Aim of the exercise —
From the first line to the last, repeat the data exactly but leave out the pictures.

Provided data —

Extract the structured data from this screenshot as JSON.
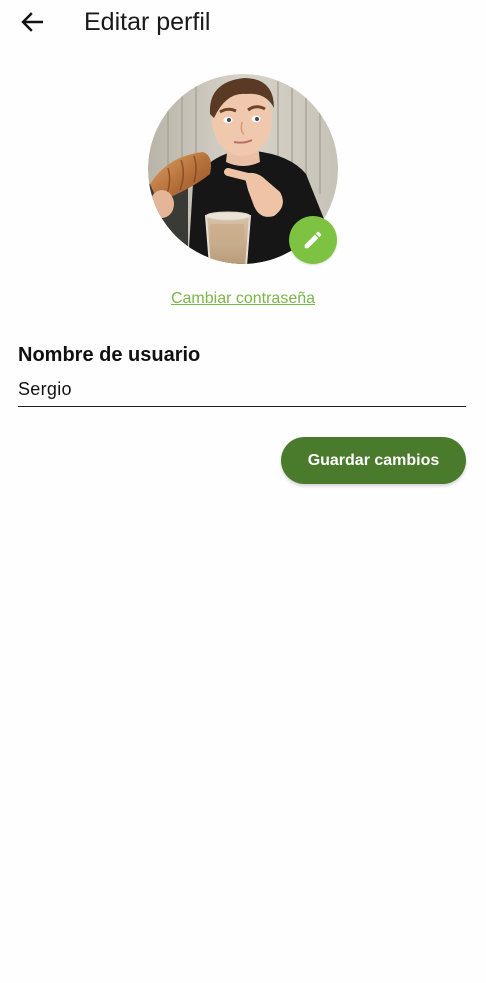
{
  "header": {
    "title": "Editar perfil",
    "back_icon": "arrow-back-icon"
  },
  "profile": {
    "avatar_alt": "Foto de perfil",
    "edit_icon": "pencil-icon",
    "accent_color": "#7ec242"
  },
  "links": {
    "change_password": "Cambiar contraseña"
  },
  "form": {
    "username_label": "Nombre de usuario",
    "username_value": "Sergio"
  },
  "actions": {
    "save_label": "Guardar cambios",
    "save_color": "#4a7a2c"
  }
}
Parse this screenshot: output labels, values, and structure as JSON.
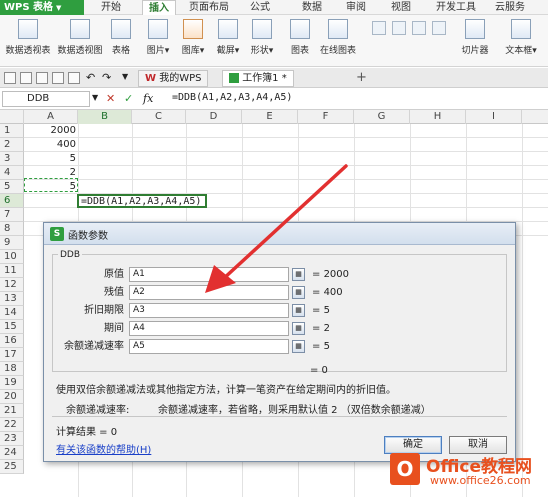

Task result —
Extract the structured data from this screenshot as JSON.
{
  "header": {
    "title": "Editar perfil",
    "back_icon": "arrow-back-icon"
  },
  "profile": {
    "avatar_alt": "Foto de perfil",
    "edit_icon": "pencil-icon",
    "accent_color": "#7ec242"
  },
  "links": {
    "change_password": "Cambiar contraseña"
  },
  "form": {
    "username_label": "Nombre de usuario",
    "username_value": "Sergio"
  },
  "actions": {
    "save_label": "Guardar cambios",
    "save_color": "#4a7a2c"
  }
}
Parse this screenshot: output labels, values, and structure as JSON.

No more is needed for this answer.